This graph is beautiful. One look at the correlation between the age that a donor is acquired and their LTV is like taking that first sip of coffee in the morning. Ahhh. The r² on this relationship is over 0.85. That means that age alone accounts for 85% of the variation in the LTV.
Of course, upon your second sip of coffee you might choke on this graph. Most organizations are acquiring donors well into their 60s or 70s. A donor acquired at age 50 has twice the LTV of one acquired at age 65.
Think about that. Twice. The. Value.
Of course, this is just one organization.
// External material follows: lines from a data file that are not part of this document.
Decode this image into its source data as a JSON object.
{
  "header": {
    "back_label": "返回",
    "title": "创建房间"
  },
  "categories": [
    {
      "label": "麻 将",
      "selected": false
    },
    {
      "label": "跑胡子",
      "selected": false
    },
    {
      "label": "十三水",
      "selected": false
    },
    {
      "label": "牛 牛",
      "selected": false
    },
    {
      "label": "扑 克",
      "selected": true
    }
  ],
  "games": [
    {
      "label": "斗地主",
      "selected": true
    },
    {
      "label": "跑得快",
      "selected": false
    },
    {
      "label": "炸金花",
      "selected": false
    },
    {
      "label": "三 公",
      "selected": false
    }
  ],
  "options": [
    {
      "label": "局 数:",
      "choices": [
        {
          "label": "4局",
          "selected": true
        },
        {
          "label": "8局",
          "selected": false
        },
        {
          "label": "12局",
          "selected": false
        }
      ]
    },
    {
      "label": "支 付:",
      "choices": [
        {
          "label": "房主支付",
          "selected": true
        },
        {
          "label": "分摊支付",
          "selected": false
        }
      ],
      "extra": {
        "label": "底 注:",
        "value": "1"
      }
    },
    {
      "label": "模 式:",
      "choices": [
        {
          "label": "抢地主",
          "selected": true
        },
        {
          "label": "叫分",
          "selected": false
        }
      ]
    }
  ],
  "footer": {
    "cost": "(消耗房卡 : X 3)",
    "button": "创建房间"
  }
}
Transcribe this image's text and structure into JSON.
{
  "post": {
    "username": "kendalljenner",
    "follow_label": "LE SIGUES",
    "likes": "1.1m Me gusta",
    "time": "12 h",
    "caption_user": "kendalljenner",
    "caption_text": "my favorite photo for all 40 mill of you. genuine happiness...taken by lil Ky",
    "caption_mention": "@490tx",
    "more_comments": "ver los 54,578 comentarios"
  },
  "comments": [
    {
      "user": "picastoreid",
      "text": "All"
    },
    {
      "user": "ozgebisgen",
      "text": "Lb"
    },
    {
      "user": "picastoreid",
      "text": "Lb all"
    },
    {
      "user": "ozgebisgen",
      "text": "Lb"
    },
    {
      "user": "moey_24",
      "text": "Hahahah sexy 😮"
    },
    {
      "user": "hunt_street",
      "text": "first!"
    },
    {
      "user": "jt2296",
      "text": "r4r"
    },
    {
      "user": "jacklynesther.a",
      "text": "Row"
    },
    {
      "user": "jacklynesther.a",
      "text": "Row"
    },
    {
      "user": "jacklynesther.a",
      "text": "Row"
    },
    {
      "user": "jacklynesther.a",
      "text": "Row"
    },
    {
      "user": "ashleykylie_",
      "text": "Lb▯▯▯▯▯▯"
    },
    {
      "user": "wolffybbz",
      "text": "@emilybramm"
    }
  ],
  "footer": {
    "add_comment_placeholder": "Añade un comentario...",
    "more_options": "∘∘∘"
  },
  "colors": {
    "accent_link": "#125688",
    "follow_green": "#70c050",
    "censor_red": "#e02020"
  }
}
Your organization might be different.
What this really means for this organization is that they can spend twice as much to acquire an age 50 donor, realize more net revenue while still maintain acceptable long-term ROI ratios.
If this graph isn’t making you re-think your donor acquisition approach, well, perhaps you need to wake up and smell the coffee.
*** UPDATE ***
This blog generated a lot of feedback. Primarily around the channel acquired. So, I re-ran the analysis to control for channel acquired. The graph below is of those donors only acquired by direct mail and excluded any donor whose first gift was $10,000 or more. Alas, not as beautiful as the one above, but still, the r² on this relationship is 0.50 and a 50-year old DM acquired donor is worth 1.76 times that a 65-year old DM acquired donor.